» **THE PROBLEM**
Apart from the images, the records below need to be copied exactly.

(Items from an interface collection)
+===+

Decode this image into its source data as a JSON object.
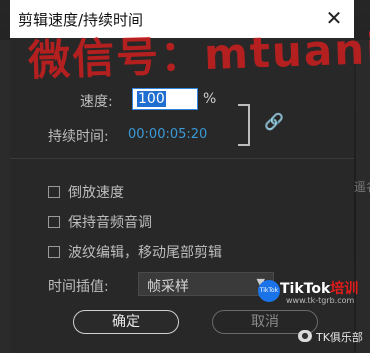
{
  "window": {
    "title": "剪辑速度/持续时间",
    "close_glyph": "✕"
  },
  "speed": {
    "label": "速度:",
    "value": "100",
    "unit": "%"
  },
  "duration": {
    "label": "持续时间:",
    "value": "00:00:05:20"
  },
  "link_glyph": "🔗",
  "checkboxes": [
    {
      "label": "倒放速度",
      "checked": false
    },
    {
      "label": "保持音频音调",
      "checked": false
    },
    {
      "label": "波纹编辑，移动尾部剪辑",
      "checked": false
    }
  ],
  "interpolation": {
    "label": "时间插值:",
    "selected": "帧采样"
  },
  "buttons": {
    "ok": "确定",
    "cancel": "取消"
  },
  "watermark": {
    "text": "微信号：mtuanide"
  },
  "badge": {
    "logo_text": "TikTok",
    "title": "TikTok",
    "title_red": "培训",
    "url": "www.tk-tgrb.com",
    "account": "TK俱乐部"
  },
  "background": {
    "side_text": "遥名"
  }
}
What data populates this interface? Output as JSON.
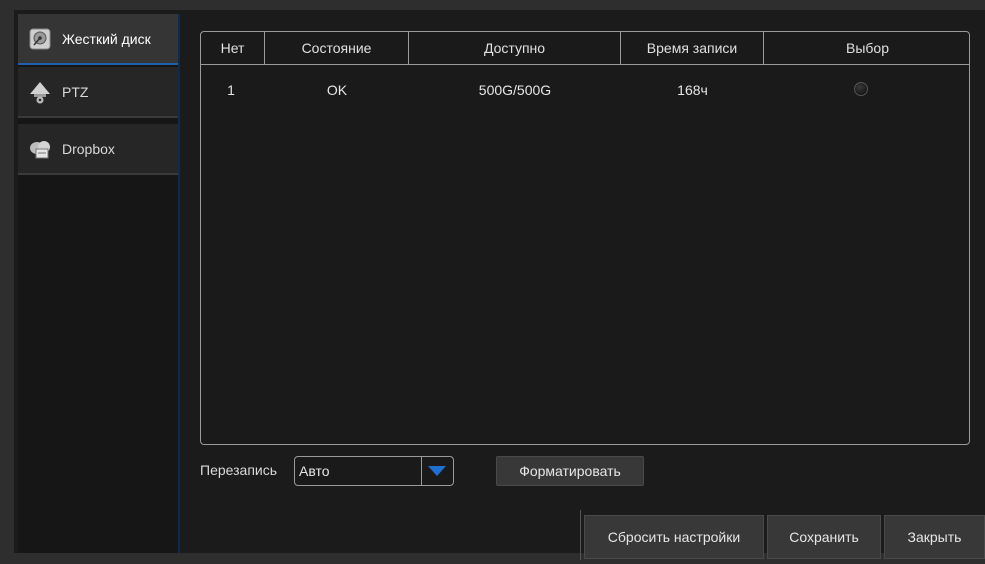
{
  "sidebar": {
    "items": [
      {
        "label": "Жесткий диск",
        "icon": "hard-disk-icon",
        "active": true
      },
      {
        "label": "PTZ",
        "icon": "ptz-camera-icon",
        "active": false
      },
      {
        "label": "Dropbox",
        "icon": "dropbox-cloud-icon",
        "active": false
      }
    ]
  },
  "table": {
    "columns": [
      "Нет",
      "Состояние",
      "Доступно",
      "Время записи",
      "Выбор"
    ],
    "rows": [
      {
        "no": "1",
        "status": "OK",
        "available": "500G/500G",
        "record_time": "168ч",
        "selected": false
      }
    ]
  },
  "overwrite": {
    "label": "Перезапись",
    "value": "Авто"
  },
  "buttons": {
    "format": "Форматировать",
    "reset": "Сбросить настройки",
    "save": "Сохранить",
    "close": "Закрыть"
  },
  "colors": {
    "accent": "#1f5fb0",
    "background": "#1b1b1b",
    "border": "#9a9a9a"
  }
}
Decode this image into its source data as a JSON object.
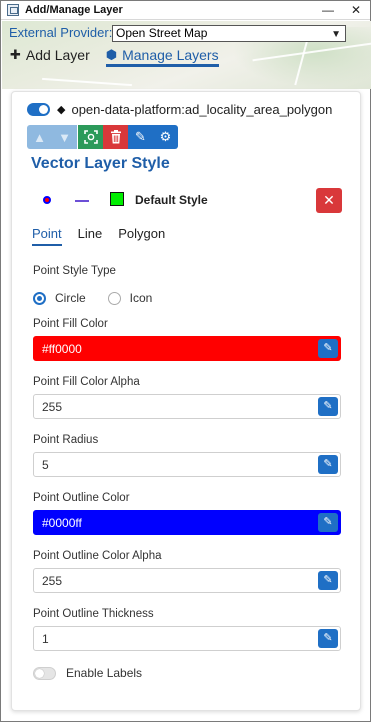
{
  "window": {
    "title": "Add/Manage Layer",
    "close_glyph": "✕"
  },
  "header": {
    "provider_label": "External Provider:",
    "provider_value": "Open Street Map",
    "tabs": [
      {
        "label": "Add Layer",
        "icon": "plus-icon",
        "active": false
      },
      {
        "label": "Manage Layers",
        "icon": "layers-icon",
        "active": true
      }
    ]
  },
  "layer": {
    "enabled": true,
    "name": "open-data-platform:ad_locality_area_polygon"
  },
  "toolbar": {
    "buttons": [
      "move-up-icon",
      "move-down-icon",
      "zoom-to-layer-icon",
      "delete-icon",
      "edit-icon",
      "settings-icon"
    ]
  },
  "style": {
    "section_title": "Vector Layer Style",
    "style_name": "Default Style",
    "symbols": {
      "point_fill": "#ff0000",
      "point_outline": "#0000ff",
      "line_color": "#6c4fd6",
      "polygon_fill": "#00ee00"
    },
    "subtabs": [
      {
        "label": "Point",
        "active": true
      },
      {
        "label": "Line",
        "active": false
      },
      {
        "label": "Polygon",
        "active": false
      }
    ]
  },
  "point": {
    "style_type_label": "Point Style Type",
    "style_type_options": [
      {
        "label": "Circle",
        "checked": true
      },
      {
        "label": "Icon",
        "checked": false
      }
    ],
    "fill_color_label": "Point Fill Color",
    "fill_color_value": "#ff0000",
    "fill_alpha_label": "Point Fill Color Alpha",
    "fill_alpha_value": "255",
    "radius_label": "Point Radius",
    "radius_value": "5",
    "outline_color_label": "Point Outline Color",
    "outline_color_value": "#0000ff",
    "outline_alpha_label": "Point Outline Color Alpha",
    "outline_alpha_value": "255",
    "outline_thickness_label": "Point Outline Thickness",
    "outline_thickness_value": "1"
  },
  "labels": {
    "enabled": false,
    "label": "Enable Labels"
  }
}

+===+

» **ANSWER BOX**
Decode this image into its source data as a JSON object.
{
  "window": {
    "title": "剪辑速度/持续时间",
    "close_glyph": "✕"
  },
  "speed": {
    "label": "速度:",
    "value": "100",
    "unit": "%"
  },
  "duration": {
    "label": "持续时间:",
    "value": "00:00:05:20"
  },
  "link_glyph": "🔗",
  "checkboxes": [
    {
      "label": "倒放速度",
      "checked": false
    },
    {
      "label": "保持音频音调",
      "checked": false
    },
    {
      "label": "波纹编辑，移动尾部剪辑",
      "checked": false
    }
  ],
  "interpolation": {
    "label": "时间插值:",
    "selected": "帧采样"
  },
  "buttons": {
    "ok": "确定",
    "cancel": "取消"
  },
  "watermark": {
    "text": "微信号：mtuanide"
  },
  "badge": {
    "logo_text": "TikTok",
    "title": "TikTok",
    "title_red": "培训",
    "url": "www.tk-tgrb.com",
    "account": "TK俱乐部"
  },
  "background": {
    "side_text": "遥名"
  }
}
What data populates this interface? Output as JSON.
{
  "sidebar": {
    "items": [
      {
        "label": "Жесткий диск",
        "icon": "hard-disk-icon",
        "active": true
      },
      {
        "label": "PTZ",
        "icon": "ptz-camera-icon",
        "active": false
      },
      {
        "label": "Dropbox",
        "icon": "dropbox-cloud-icon",
        "active": false
      }
    ]
  },
  "table": {
    "columns": [
      "Нет",
      "Состояние",
      "Доступно",
      "Время записи",
      "Выбор"
    ],
    "rows": [
      {
        "no": "1",
        "status": "OK",
        "available": "500G/500G",
        "record_time": "168ч",
        "selected": false
      }
    ]
  },
  "overwrite": {
    "label": "Перезапись",
    "value": "Авто"
  },
  "buttons": {
    "format": "Форматировать",
    "reset": "Сбросить настройки",
    "save": "Сохранить",
    "close": "Закрыть"
  },
  "colors": {
    "accent": "#1f5fb0",
    "background": "#1b1b1b",
    "border": "#9a9a9a"
  }
}
Decode this image into its source data as a JSON object.
{
  "window": {
    "title": "Add/Manage Layer",
    "close_glyph": "✕"
  },
  "header": {
    "provider_label": "External Provider:",
    "provider_value": "Open Street Map",
    "tabs": [
      {
        "label": "Add Layer",
        "icon": "plus-icon",
        "active": false
      },
      {
        "label": "Manage Layers",
        "icon": "layers-icon",
        "active": true
      }
    ]
  },
  "layer": {
    "enabled": true,
    "name": "open-data-platform:ad_locality_area_polygon"
  },
  "toolbar": {
    "buttons": [
      "move-up-icon",
      "move-down-icon",
      "zoom-to-layer-icon",
      "delete-icon",
      "edit-icon",
      "settings-icon"
    ]
  },
  "style": {
    "section_title": "Vector Layer Style",
    "style_name": "Default Style",
    "symbols": {
      "point_fill": "#ff0000",
      "point_outline": "#0000ff",
      "line_color": "#6c4fd6",
      "polygon_fill": "#00ee00"
    },
    "subtabs": [
      {
        "label": "Point",
        "active": true
      },
      {
        "label": "Line",
        "active": false
      },
      {
        "label": "Polygon",
        "active": false
      }
    ]
  },
  "point": {
    "style_type_label": "Point Style Type",
    "style_type_options": [
      {
        "label": "Circle",
        "checked": true
      },
      {
        "label": "Icon",
        "checked": false
      }
    ],
    "fill_color_label": "Point Fill Color",
    "fill_color_value": "#ff0000",
    "fill_alpha_label": "Point Fill Color Alpha",
    "fill_alpha_value": "255",
    "radius_label": "Point Radius",
    "radius_value": "5",
    "outline_color_label": "Point Outline Color",
    "outline_color_value": "#0000ff",
    "outline_alpha_label": "Point Outline Color Alpha",
    "outline_alpha_value": "255",
    "outline_thickness_label": "Point Outline Thickness",
    "outline_thickness_value": "1"
  },
  "labels": {
    "enabled": false,
    "label": "Enable Labels"
  }
}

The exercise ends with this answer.